### Source records
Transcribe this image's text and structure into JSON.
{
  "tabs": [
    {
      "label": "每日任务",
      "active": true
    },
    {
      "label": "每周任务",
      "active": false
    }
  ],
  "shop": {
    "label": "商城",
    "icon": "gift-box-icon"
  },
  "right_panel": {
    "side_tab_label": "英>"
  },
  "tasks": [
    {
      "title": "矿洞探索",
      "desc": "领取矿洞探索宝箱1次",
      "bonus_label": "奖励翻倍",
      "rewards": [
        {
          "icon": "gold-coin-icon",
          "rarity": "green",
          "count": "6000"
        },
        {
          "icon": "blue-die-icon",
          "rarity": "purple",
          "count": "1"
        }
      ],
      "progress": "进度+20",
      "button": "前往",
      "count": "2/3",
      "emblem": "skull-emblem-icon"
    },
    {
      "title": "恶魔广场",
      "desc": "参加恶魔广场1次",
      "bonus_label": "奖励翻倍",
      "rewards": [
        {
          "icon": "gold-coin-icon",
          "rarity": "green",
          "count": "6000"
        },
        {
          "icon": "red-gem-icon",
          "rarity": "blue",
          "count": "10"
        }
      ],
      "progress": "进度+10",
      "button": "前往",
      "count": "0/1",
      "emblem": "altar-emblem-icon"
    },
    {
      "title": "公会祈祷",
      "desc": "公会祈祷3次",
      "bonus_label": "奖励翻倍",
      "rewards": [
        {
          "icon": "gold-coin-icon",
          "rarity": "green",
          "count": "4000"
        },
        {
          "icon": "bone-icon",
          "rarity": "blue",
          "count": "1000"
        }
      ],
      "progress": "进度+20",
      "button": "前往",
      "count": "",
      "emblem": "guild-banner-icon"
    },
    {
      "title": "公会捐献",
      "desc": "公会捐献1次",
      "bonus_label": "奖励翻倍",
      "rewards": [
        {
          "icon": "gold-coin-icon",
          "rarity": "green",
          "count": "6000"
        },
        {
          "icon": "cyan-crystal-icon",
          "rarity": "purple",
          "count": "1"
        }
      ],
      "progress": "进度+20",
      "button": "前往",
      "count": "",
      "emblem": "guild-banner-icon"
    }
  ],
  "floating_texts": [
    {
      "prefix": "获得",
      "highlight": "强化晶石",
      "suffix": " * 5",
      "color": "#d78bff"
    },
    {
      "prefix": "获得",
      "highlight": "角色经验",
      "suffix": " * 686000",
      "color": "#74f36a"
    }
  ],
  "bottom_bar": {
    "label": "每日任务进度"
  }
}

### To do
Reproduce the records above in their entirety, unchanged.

### Answer to the exercise
Transcribe this image's text and structure into JSON.
{
  "tabs": [
    {
      "label": "每日任务",
      "active": true
    },
    {
      "label": "每周任务",
      "active": false
    }
  ],
  "shop": {
    "label": "商城",
    "icon": "gift-box-icon"
  },
  "right_panel": {
    "side_tab_label": "英>"
  },
  "tasks": [
    {
      "title": "矿洞探索",
      "desc": "领取矿洞探索宝箱1次",
      "bonus_label": "奖励翻倍",
      "rewards": [
        {
          "icon": "gold-coin-icon",
          "rarity": "green",
          "count": "6000"
        },
        {
          "icon": "blue-die-icon",
          "rarity": "purple",
          "count": "1"
        }
      ],
      "progress": "进度+20",
      "button": "前往",
      "count": "2/3",
      "emblem": "skull-emblem-icon"
    },
    {
      "title": "恶魔广场",
      "desc": "参加恶魔广场1次",
      "bonus_label": "奖励翻倍",
      "rewards": [
        {
          "icon": "gold-coin-icon",
          "rarity": "green",
          "count": "6000"
        },
        {
          "icon": "red-gem-icon",
          "rarity": "blue",
          "count": "10"
        }
      ],
      "progress": "进度+10",
      "button": "前往",
      "count": "0/1",
      "emblem": "altar-emblem-icon"
    },
    {
      "title": "公会祈祷",
      "desc": "公会祈祷3次",
      "bonus_label": "奖励翻倍",
      "rewards": [
        {
          "icon": "gold-coin-icon",
          "rarity": "green",
          "count": "4000"
        },
        {
          "icon": "bone-icon",
          "rarity": "blue",
          "count": "1000"
        }
      ],
      "progress": "进度+20",
      "button": "前往",
      "count": "",
      "emblem": "guild-banner-icon"
    },
    {
      "title": "公会捐献",
      "desc": "公会捐献1次",
      "bonus_label": "奖励翻倍",
      "rewards": [
        {
          "icon": "gold-coin-icon",
          "rarity": "green",
          "count": "6000"
        },
        {
          "icon": "cyan-crystal-icon",
          "rarity": "purple",
          "count": "1"
        }
      ],
      "progress": "进度+20",
      "button": "前往",
      "count": "",
      "emblem": "guild-banner-icon"
    }
  ],
  "floating_texts": [
    {
      "prefix": "获得",
      "highlight": "强化晶石",
      "suffix": " * 5",
      "color": "#d78bff"
    },
    {
      "prefix": "获得",
      "highlight": "角色经验",
      "suffix": " * 686000",
      "color": "#74f36a"
    }
  ],
  "bottom_bar": {
    "label": "每日任务进度"
  }
}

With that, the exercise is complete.